In my introductory column, I optimistically wrote about the impossibility of sustaining a panic attack for two weeks. I ought to have known better: it is indeed possible to have a low-grade panic attack for a fortnight when one's inbox fails to provide any submissions whatsoever until just a few days before the deadline.
Every one of my fears came true: people offered me illegal medication; some sent in poems not to prompt, though - thankfully - those were poems and not entire manuscripts; and until the very end, going by the lack of submission, I feared that no one had read the column.
Luckily there were poems, though not as many as I would have liked. A good percentage of the poems ignored or had only the most tenuous connection to the prompt. These poems I will not discuss at all in this response column, however promising they were - and some of them were, in fact, better poems than the ones that responded to the prompt.
Those that wrote to the prompt seem not to have read the poems I had linked to, in their entirety. I don't know what those who submitted poems made of the prompt or the poems in the previous column, but I learned something important: that while good poems come only from careful, attentive reading, most readers tend not to give poems, not even their own, the attention they deserve.
The poems by A E Stallings, Lisel Mueller and Natasha Trethewey engaged with the image in different ways, but at the centre of each poem was a clear object being engaged with: a photograph with its undeniable specificity - this shape, these glasses, this beach - and behind the particularities of the image, the larger idea that anchored these objects.
In the poems submitted, it was hard to fix on anything in the poem as specific to a photograph that the writer had before her. It leads me to believe that nobody actually looked at a photograph of themselves before sitting down to write the poem, let alone a photograph that was the earliest image of themselves that they could find.
A few of the poems were, to the contrary, about people who were confronting their age though the images. In Gayatri Lakhiani Chawla's poem "6x8", a woman has
Worry lines on the forehead
hidden under two inches of foundation.
Punyasloka Mohapatra's poem "Clicks" has a man on his deathbed, and a woman that she calls "the moon's daughter" who does mysterious things with "her magic wand". After the woman has in some way eased the pain of the man on his deathbed, there is a photograph:
After fifty years, we faced the lens,
For the last time, I was a dead man then:
An hourglass that had completed one turn
Some poems refer to a younger self, but don't describe it as it is in the photograph. Instead, what is described is the person they have become, the bundle of disappointments in store for the innocent creature we cannot quite see. David Jairaj's "At Forty Two" asks:

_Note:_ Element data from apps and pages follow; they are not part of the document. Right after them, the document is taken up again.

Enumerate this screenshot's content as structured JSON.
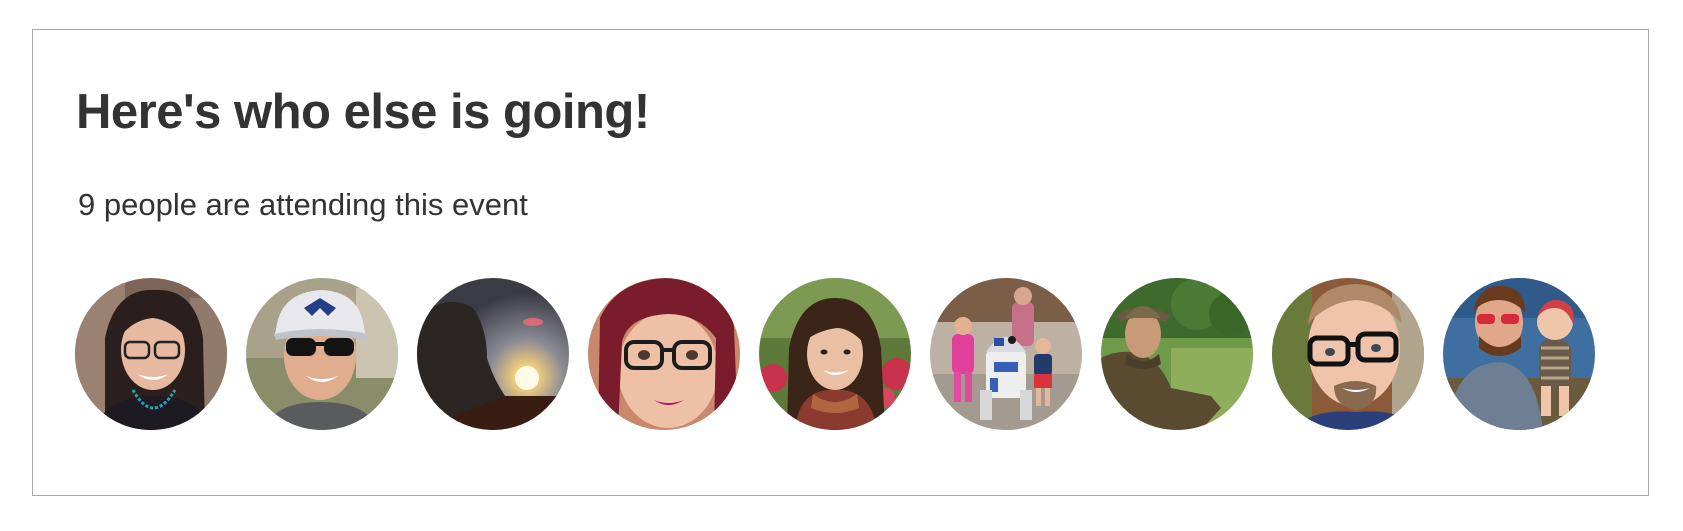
{
  "section": {
    "heading": "Here's who else is going!",
    "subtitle": "9 people are attending this event"
  },
  "attendees": [
    {
      "id": 1,
      "description": "smiling woman with glasses and turquoise necklace"
    },
    {
      "id": 2,
      "description": "man in cap and sunglasses"
    },
    {
      "id": 3,
      "description": "silhouette against setting sun"
    },
    {
      "id": 4,
      "description": "woman with red hair and dark glasses"
    },
    {
      "id": 5,
      "description": "smiling woman with curly hair and scarf"
    },
    {
      "id": 6,
      "description": "children next to a droid robot"
    },
    {
      "id": 7,
      "description": "man in hat sitting in a field"
    },
    {
      "id": 8,
      "description": "smiling man with glasses and beard"
    },
    {
      "id": 9,
      "description": "man in red sunglasses holding a toddler"
    }
  ],
  "colors": {
    "text": "#333333",
    "border": "#a9a9a9",
    "background": "#ffffff"
  }
}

What is he thinking?
The wide-eyed fool.
Life doesn't get better,
Dreams don't come true.
In "Sepia Trains", Arathi Menon says:
Happier, kinder, funnier, prettier
She looks like someone I want to be
Forgetting so easily
That she was who I am.
I don't have the energy
To visit her history
Or tell that shiny, new future she sees
It won't be.
She looks at me
Bright and chirpy
Unaware, how brittle she is
Her garish happiness
Splinters, mocking, sneering
Every single smile her soul throws-up
But she doesn't know that,
For me, the remarkable thing that these poems share is the idea of regret and a sort of weary cynicism. The words and images in these poems are not particularly original - in fact, the poems would have done better to have avoided the adjectival excesses they allow themselves - but they all point away from nostalgia for childhood and towards a realisation of mortality tinged very slightly with fear. In fact, in the first part of Jairaj's poem, the photographic object is as of a man already dead, and lacking only the garland around the photograph with which we signify the passing in this part of the world:
He's always been there.
On top of the dusty
Shoe-rack, His Majesty.
A candle to his right,
A bunch of keys, his left,
Unpaid bills under his sill.
The other thing that struck me about these poems is how pedestrian the descriptions are: "Dark circles under dark brown eyes", "Then fell the curtain and over was the show", "Happier, kinder, funnier, prettier".
The one exception is from Gayatri Lakhiani Chawla's poem, where she uses the phrase "a graveyard of mouths". It is a striking image and a memorable phrase; what it needs is a better setting than it has in the poem.
I have deliberately not quoted entire poems because every single one those I've quoted are more like rough, early drafts of poems. I would advice everyone whose work appears here to rewrite and edit their poems ruthlessly. Avoid contortions of language and syntax in order to achieve a rhyme. Edit your lines down by removing everything that is unnecessary. You will find that a lot of what you've said can be said more succinctly with the right choice of words. Be specific; pick details over general and vaguely philosophical observations.
And above all, avoid clichés like you would a persistent creditor.
Before I go, I'd like to leave you with a line from Pierre Peuchmaurd's poem "September Alone" (from The Nothing Bird: Selected Poems by Pierre Peuchmaurd translated by E.C.Belli, Oberlin College Press, FIELD Translation Series, 2013.), which is the essence of all that the poems that I quoted here were trying to be:
Time grows timorous; we are going to die, we look so alike.
Thank you all for your submissions. I hope you will continue to write, re-write, edit and polish; and, of course, submit to future prompts.